Find the lines below holding the word "this" and copy each of them.

--- Source data Enclosed Below ---

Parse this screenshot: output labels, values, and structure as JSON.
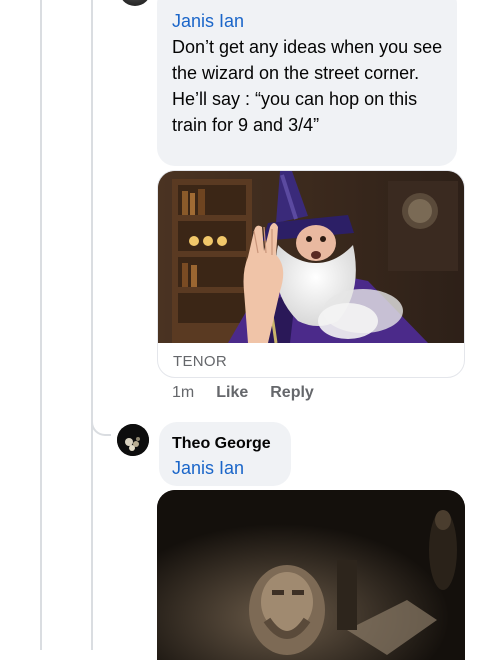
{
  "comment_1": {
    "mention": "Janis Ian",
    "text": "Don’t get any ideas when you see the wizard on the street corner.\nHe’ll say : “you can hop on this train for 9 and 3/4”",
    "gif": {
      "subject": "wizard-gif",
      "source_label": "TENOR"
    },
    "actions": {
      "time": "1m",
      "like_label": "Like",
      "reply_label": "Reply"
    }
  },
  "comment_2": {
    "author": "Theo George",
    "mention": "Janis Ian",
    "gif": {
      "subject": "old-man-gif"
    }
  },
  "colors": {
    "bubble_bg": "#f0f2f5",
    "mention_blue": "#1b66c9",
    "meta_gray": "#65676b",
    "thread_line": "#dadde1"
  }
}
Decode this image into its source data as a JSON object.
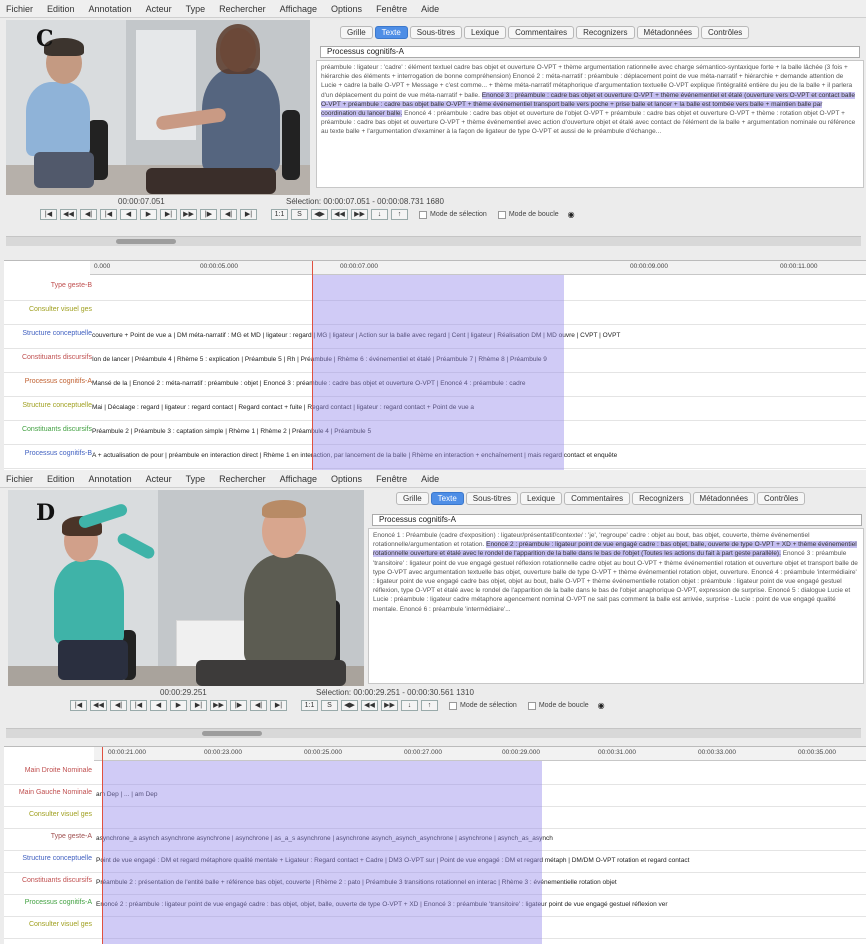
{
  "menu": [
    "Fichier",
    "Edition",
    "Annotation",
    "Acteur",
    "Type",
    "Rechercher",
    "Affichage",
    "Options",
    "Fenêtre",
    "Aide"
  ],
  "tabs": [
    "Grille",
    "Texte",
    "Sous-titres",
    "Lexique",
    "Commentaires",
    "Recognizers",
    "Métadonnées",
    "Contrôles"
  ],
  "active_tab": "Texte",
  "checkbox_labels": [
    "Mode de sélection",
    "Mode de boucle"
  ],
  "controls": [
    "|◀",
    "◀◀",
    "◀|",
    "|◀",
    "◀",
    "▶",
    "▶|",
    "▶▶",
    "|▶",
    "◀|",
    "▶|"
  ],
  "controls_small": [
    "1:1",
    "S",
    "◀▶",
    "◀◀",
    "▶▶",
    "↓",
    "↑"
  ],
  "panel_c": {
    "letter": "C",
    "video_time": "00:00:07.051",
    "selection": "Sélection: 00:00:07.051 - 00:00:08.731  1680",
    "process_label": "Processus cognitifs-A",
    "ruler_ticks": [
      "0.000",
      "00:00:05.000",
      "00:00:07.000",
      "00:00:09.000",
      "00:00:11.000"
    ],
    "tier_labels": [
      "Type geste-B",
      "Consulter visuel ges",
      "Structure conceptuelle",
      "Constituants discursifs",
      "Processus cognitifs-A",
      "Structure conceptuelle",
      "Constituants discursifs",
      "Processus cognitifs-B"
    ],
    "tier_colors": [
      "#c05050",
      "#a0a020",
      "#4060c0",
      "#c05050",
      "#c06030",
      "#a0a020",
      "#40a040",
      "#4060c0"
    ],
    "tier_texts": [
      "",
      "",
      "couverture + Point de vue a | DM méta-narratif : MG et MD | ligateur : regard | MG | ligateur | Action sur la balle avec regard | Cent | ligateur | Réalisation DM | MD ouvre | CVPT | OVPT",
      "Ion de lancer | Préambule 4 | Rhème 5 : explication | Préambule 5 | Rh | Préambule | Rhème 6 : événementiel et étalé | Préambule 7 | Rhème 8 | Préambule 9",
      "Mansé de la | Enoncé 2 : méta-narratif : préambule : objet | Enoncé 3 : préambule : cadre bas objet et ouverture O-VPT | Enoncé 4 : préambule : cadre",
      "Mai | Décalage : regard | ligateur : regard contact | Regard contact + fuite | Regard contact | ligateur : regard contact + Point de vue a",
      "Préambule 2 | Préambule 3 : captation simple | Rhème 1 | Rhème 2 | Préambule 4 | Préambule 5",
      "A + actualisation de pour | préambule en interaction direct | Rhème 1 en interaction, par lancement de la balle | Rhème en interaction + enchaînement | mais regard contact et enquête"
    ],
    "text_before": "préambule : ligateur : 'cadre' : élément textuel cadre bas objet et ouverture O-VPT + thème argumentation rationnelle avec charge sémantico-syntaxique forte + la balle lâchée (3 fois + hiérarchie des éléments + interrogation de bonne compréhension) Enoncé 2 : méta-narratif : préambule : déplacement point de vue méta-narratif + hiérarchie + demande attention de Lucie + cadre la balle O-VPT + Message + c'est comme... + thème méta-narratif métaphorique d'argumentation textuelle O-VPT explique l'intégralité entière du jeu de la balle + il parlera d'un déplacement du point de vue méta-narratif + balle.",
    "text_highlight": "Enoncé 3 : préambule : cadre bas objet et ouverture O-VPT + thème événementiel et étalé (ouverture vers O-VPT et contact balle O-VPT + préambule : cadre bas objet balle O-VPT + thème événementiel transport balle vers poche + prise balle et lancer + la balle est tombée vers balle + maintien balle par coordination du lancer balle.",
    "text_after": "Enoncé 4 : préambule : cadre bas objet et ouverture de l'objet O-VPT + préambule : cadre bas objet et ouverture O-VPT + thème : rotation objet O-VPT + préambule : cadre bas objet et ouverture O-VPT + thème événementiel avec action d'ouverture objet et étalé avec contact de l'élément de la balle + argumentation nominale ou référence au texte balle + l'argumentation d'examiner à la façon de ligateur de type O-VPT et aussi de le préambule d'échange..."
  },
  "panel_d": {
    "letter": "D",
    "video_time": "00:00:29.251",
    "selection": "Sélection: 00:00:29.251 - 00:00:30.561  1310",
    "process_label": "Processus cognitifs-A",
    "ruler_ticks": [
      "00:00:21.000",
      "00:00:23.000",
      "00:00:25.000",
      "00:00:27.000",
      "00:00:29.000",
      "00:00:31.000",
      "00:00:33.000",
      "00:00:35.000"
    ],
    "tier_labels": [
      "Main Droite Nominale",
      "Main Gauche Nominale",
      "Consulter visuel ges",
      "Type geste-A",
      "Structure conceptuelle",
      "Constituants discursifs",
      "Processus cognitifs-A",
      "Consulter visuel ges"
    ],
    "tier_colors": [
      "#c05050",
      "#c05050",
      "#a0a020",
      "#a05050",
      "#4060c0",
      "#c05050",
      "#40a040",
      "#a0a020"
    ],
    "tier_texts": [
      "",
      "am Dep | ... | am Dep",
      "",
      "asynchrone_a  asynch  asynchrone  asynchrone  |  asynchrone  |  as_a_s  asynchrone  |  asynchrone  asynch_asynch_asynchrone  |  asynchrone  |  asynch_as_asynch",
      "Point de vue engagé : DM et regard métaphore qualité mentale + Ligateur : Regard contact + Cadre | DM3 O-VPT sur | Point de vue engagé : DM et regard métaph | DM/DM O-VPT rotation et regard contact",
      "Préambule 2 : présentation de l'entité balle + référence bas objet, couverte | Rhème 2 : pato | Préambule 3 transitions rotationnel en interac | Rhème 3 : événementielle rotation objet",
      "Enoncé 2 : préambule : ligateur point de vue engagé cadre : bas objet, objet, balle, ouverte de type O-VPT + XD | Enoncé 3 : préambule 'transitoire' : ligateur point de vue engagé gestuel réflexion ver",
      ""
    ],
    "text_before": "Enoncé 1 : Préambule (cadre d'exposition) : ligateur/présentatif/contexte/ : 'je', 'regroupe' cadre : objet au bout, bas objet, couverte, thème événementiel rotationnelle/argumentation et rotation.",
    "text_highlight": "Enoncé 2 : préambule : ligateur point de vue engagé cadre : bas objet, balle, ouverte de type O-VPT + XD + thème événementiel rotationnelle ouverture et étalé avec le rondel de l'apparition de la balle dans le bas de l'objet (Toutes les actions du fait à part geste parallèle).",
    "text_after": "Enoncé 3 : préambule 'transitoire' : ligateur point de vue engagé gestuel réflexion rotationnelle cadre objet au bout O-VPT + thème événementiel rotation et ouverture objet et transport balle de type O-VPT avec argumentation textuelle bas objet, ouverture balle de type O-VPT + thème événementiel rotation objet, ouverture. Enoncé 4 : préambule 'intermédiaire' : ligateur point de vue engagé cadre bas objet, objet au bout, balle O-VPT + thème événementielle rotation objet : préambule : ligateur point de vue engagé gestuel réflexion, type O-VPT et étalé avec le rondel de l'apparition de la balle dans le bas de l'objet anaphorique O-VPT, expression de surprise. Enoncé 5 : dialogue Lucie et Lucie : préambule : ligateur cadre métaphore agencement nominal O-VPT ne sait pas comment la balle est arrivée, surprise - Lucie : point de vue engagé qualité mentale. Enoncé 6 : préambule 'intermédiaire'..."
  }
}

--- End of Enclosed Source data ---
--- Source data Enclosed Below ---

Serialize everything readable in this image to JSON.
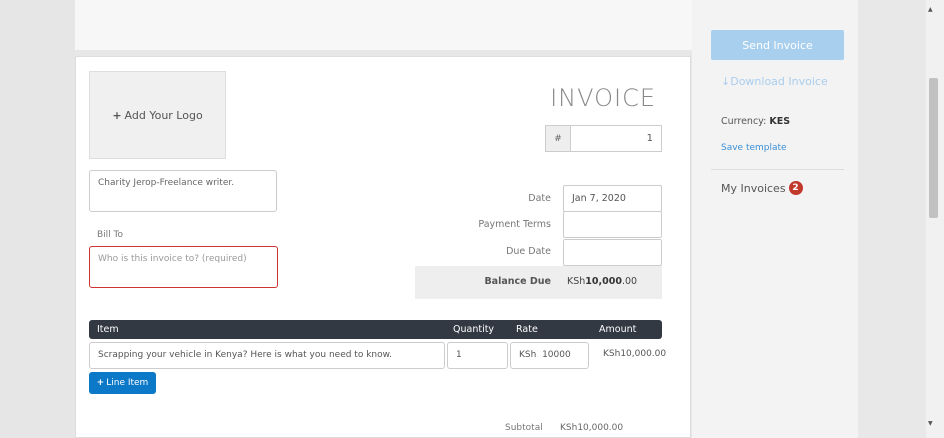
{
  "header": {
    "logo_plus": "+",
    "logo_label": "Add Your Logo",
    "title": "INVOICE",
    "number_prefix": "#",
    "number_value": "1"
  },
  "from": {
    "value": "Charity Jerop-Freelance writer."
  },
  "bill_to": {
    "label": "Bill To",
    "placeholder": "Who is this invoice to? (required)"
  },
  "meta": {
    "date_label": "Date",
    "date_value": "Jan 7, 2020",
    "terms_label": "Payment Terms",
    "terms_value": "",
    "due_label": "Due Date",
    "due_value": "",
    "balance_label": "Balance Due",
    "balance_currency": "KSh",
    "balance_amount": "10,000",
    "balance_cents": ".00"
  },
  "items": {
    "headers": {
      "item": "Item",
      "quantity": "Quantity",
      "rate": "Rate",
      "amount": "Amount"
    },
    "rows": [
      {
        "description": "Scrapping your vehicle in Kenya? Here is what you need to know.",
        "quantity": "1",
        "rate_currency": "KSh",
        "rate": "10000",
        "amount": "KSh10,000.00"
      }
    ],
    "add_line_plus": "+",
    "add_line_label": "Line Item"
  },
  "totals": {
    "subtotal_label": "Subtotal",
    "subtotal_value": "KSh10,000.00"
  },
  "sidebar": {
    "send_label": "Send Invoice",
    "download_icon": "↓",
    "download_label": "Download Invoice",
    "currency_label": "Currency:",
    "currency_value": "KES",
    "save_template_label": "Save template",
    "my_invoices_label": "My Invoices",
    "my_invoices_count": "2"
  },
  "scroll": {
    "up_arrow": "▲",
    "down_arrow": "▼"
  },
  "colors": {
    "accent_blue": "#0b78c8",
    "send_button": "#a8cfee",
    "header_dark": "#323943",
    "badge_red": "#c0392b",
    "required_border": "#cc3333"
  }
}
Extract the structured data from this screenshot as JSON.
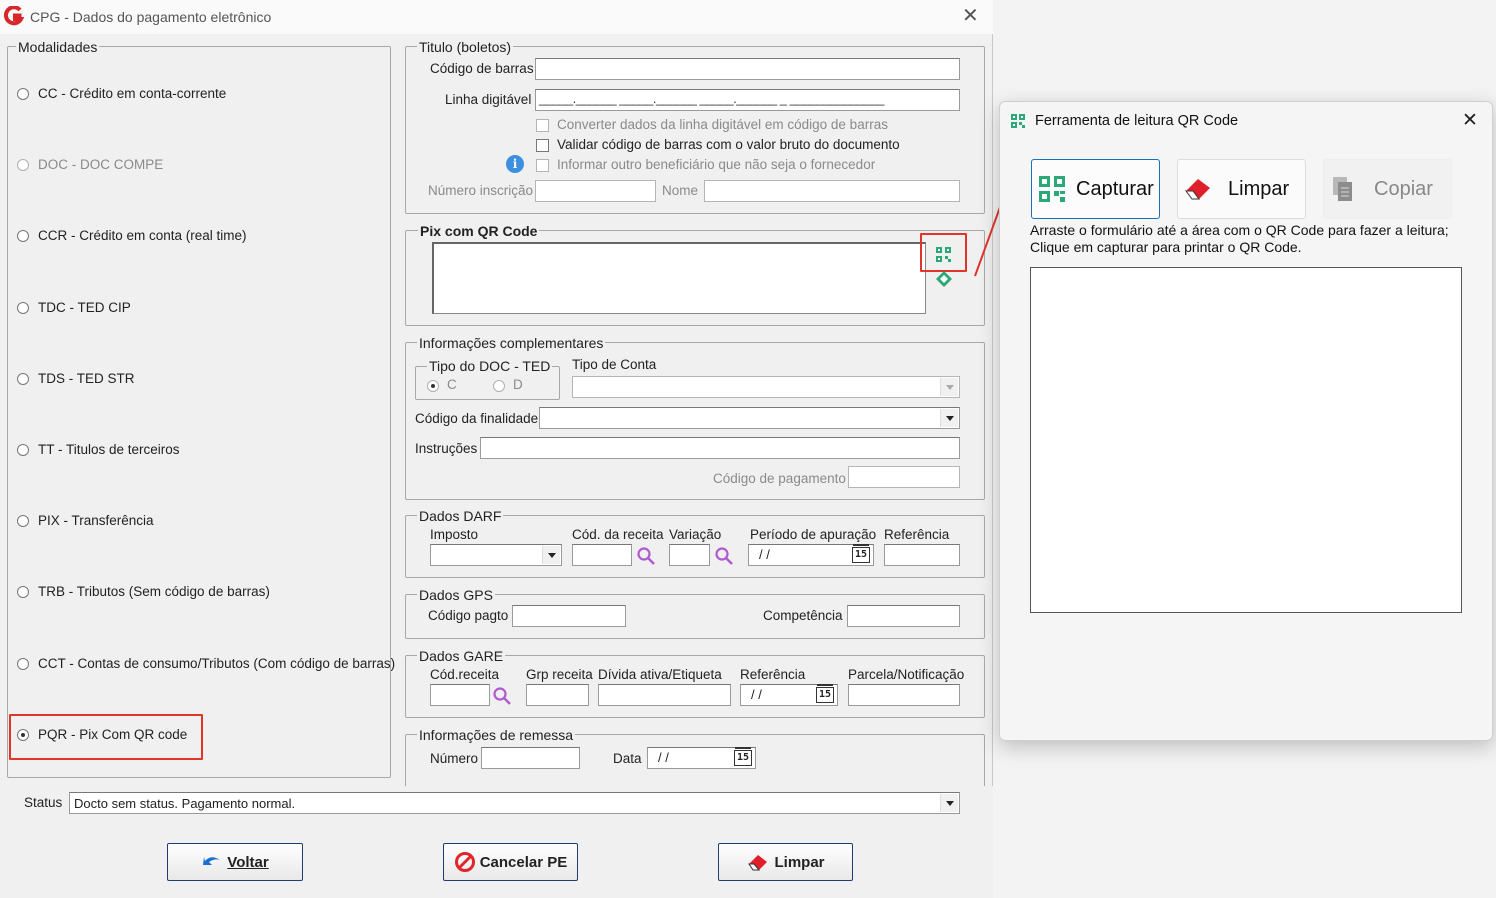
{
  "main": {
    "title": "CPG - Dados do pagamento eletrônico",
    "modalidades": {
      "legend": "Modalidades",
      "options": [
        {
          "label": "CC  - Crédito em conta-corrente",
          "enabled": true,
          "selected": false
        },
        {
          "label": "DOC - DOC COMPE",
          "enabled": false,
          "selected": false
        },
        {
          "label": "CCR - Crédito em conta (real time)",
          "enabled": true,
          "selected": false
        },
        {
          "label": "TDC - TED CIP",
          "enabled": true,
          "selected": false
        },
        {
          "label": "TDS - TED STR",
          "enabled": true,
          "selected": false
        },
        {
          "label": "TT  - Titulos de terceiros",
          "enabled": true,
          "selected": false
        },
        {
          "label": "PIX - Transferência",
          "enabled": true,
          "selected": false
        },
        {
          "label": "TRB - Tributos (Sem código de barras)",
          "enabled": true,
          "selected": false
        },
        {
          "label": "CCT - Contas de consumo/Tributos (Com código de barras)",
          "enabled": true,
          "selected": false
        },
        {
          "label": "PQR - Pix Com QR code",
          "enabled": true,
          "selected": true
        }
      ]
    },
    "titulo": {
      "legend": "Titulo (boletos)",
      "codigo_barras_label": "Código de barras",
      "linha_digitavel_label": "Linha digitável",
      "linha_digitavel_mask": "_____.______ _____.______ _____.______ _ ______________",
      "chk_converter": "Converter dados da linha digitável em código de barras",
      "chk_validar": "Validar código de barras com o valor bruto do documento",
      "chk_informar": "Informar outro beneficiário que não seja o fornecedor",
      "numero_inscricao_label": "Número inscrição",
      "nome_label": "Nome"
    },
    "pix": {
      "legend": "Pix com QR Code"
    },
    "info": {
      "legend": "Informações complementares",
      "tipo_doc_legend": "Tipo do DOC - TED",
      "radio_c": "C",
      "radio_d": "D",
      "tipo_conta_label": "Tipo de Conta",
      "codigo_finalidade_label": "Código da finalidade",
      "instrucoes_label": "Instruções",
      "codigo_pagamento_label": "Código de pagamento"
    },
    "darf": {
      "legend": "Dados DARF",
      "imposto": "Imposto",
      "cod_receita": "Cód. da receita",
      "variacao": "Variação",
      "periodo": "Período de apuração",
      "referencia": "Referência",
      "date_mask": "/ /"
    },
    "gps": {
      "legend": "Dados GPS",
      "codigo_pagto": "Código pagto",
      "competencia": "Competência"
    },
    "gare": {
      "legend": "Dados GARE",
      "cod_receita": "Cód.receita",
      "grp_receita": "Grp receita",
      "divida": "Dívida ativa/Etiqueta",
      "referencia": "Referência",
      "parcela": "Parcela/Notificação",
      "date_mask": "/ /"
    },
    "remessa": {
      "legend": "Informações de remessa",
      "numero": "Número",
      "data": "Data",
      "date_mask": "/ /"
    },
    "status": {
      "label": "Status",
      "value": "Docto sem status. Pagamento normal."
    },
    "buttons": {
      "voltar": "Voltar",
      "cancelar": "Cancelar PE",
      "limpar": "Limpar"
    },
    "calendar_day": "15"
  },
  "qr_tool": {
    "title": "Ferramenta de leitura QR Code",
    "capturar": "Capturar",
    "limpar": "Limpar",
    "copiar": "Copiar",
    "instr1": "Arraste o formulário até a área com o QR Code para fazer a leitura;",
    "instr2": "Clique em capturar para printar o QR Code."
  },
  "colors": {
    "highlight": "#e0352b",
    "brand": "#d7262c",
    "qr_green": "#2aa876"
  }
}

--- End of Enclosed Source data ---

- Written answer -
Parse this screenshot: output labels, values, and structure as JSON.
    "text": "Don’t get any ideas when you see the wizard on the street corner.\nHe’ll say : “you can hop on this train for 9 and 3/4”",
Decode this image into its source data as a JSON object.
Serialize everything readable in this image to JSON.
    "placeholder": "Who is this invoice to? (required)"
Extract the structured data from this screenshot as JSON.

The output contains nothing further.